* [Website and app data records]
■ ■ ■ ■ ■

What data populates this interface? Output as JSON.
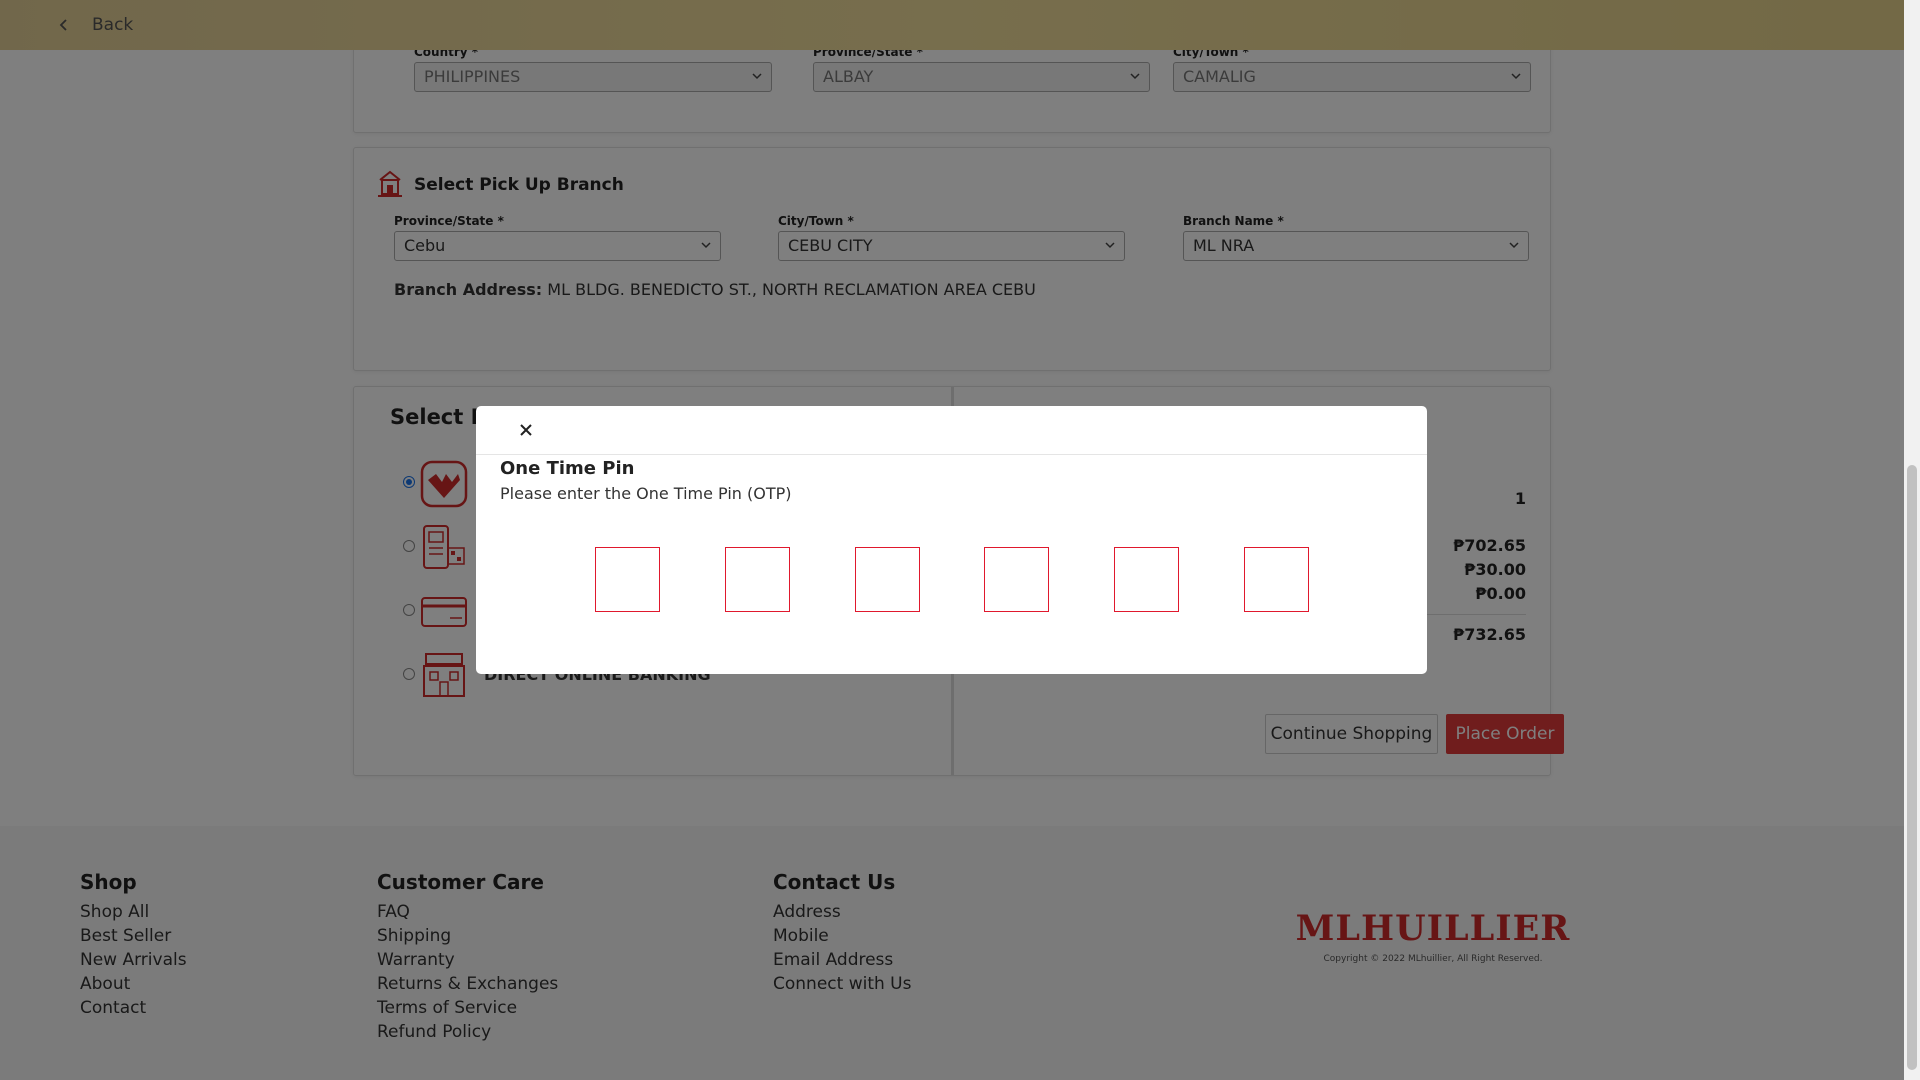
{
  "topbar": {
    "back_label": "Back"
  },
  "address": {
    "country_label": "Country *",
    "country_value": "PHILIPPINES",
    "province_label": "Province/State *",
    "province_value": "ALBAY",
    "city_label": "City/Town *",
    "city_value": "CAMALIG"
  },
  "pickup": {
    "title": "Select Pick Up Branch",
    "province_label": "Province/State *",
    "province_value": "Cebu",
    "city_label": "City/Town *",
    "city_value": "CEBU CITY",
    "branch_label": "Branch Name *",
    "branch_value": "ML NRA",
    "address_label": "Branch Address:",
    "address_value": "ML BLDG. BENEDICTO ST., NORTH RECLAMATION AREA CEBU"
  },
  "payment": {
    "title": "Select Po",
    "options": [
      {
        "label": "",
        "icon": "ml-wallet-icon",
        "selected": true
      },
      {
        "label": "",
        "icon": "qr-payment-icon",
        "selected": false
      },
      {
        "label": "",
        "icon": "card-icon",
        "selected": false
      },
      {
        "label": "DIRECT ONLINE BANKING",
        "icon": "bank-icon",
        "selected": false
      }
    ]
  },
  "summary": {
    "quantity": "1",
    "subtotal": "₱702.65",
    "shipping": "₱30.00",
    "discount": "₱0.00",
    "total": "₱732.65",
    "continue_label": "Continue Shopping",
    "place_order_label": "Place Order"
  },
  "modal": {
    "title": "One Time Pin",
    "subtitle": "Please enter the One Time Pin (OTP)",
    "otp_count": 6
  },
  "footer": {
    "shop": {
      "heading": "Shop",
      "links": [
        "Shop All",
        "Best Seller",
        "New Arrivals",
        "About",
        "Contact"
      ]
    },
    "care": {
      "heading": "Customer Care",
      "links": [
        "FAQ",
        "Shipping",
        "Warranty",
        "Returns & Exchanges",
        "Terms of Service",
        "Refund Policy"
      ]
    },
    "contact": {
      "heading": "Contact Us",
      "links": [
        "Address",
        "Mobile",
        "Email Address",
        "Connect with Us"
      ]
    },
    "logo_text": "MLHUILLIER",
    "copyright": "Copyright © 2022 MLhuillier, All Right Reserved."
  },
  "colors": {
    "brand_red": "#cf2a2a",
    "topbar_gold": "#e3cf97",
    "otp_border": "#e0182d"
  }
}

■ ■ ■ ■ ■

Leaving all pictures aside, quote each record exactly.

* [Final answer]
What data populates this interface? Output as JSON.
{
  "topbar": {
    "back_label": "Back"
  },
  "address": {
    "country_label": "Country *",
    "country_value": "PHILIPPINES",
    "province_label": "Province/State *",
    "province_value": "ALBAY",
    "city_label": "City/Town *",
    "city_value": "CAMALIG"
  },
  "pickup": {
    "title": "Select Pick Up Branch",
    "province_label": "Province/State *",
    "province_value": "Cebu",
    "city_label": "City/Town *",
    "city_value": "CEBU CITY",
    "branch_label": "Branch Name *",
    "branch_value": "ML NRA",
    "address_label": "Branch Address:",
    "address_value": "ML BLDG. BENEDICTO ST., NORTH RECLAMATION AREA CEBU"
  },
  "payment": {
    "title": "Select Po",
    "options": [
      {
        "label": "",
        "icon": "ml-wallet-icon",
        "selected": true
      },
      {
        "label": "",
        "icon": "qr-payment-icon",
        "selected": false
      },
      {
        "label": "",
        "icon": "card-icon",
        "selected": false
      },
      {
        "label": "DIRECT ONLINE BANKING",
        "icon": "bank-icon",
        "selected": false
      }
    ]
  },
  "summary": {
    "quantity": "1",
    "subtotal": "₱702.65",
    "shipping": "₱30.00",
    "discount": "₱0.00",
    "total": "₱732.65",
    "continue_label": "Continue Shopping",
    "place_order_label": "Place Order"
  },
  "modal": {
    "title": "One Time Pin",
    "subtitle": "Please enter the One Time Pin (OTP)",
    "otp_count": 6
  },
  "footer": {
    "shop": {
      "heading": "Shop",
      "links": [
        "Shop All",
        "Best Seller",
        "New Arrivals",
        "About",
        "Contact"
      ]
    },
    "care": {
      "heading": "Customer Care",
      "links": [
        "FAQ",
        "Shipping",
        "Warranty",
        "Returns & Exchanges",
        "Terms of Service",
        "Refund Policy"
      ]
    },
    "contact": {
      "heading": "Contact Us",
      "links": [
        "Address",
        "Mobile",
        "Email Address",
        "Connect with Us"
      ]
    },
    "logo_text": "MLHUILLIER",
    "copyright": "Copyright © 2022 MLhuillier, All Right Reserved."
  },
  "colors": {
    "brand_red": "#cf2a2a",
    "topbar_gold": "#e3cf97",
    "otp_border": "#e0182d"
  }
}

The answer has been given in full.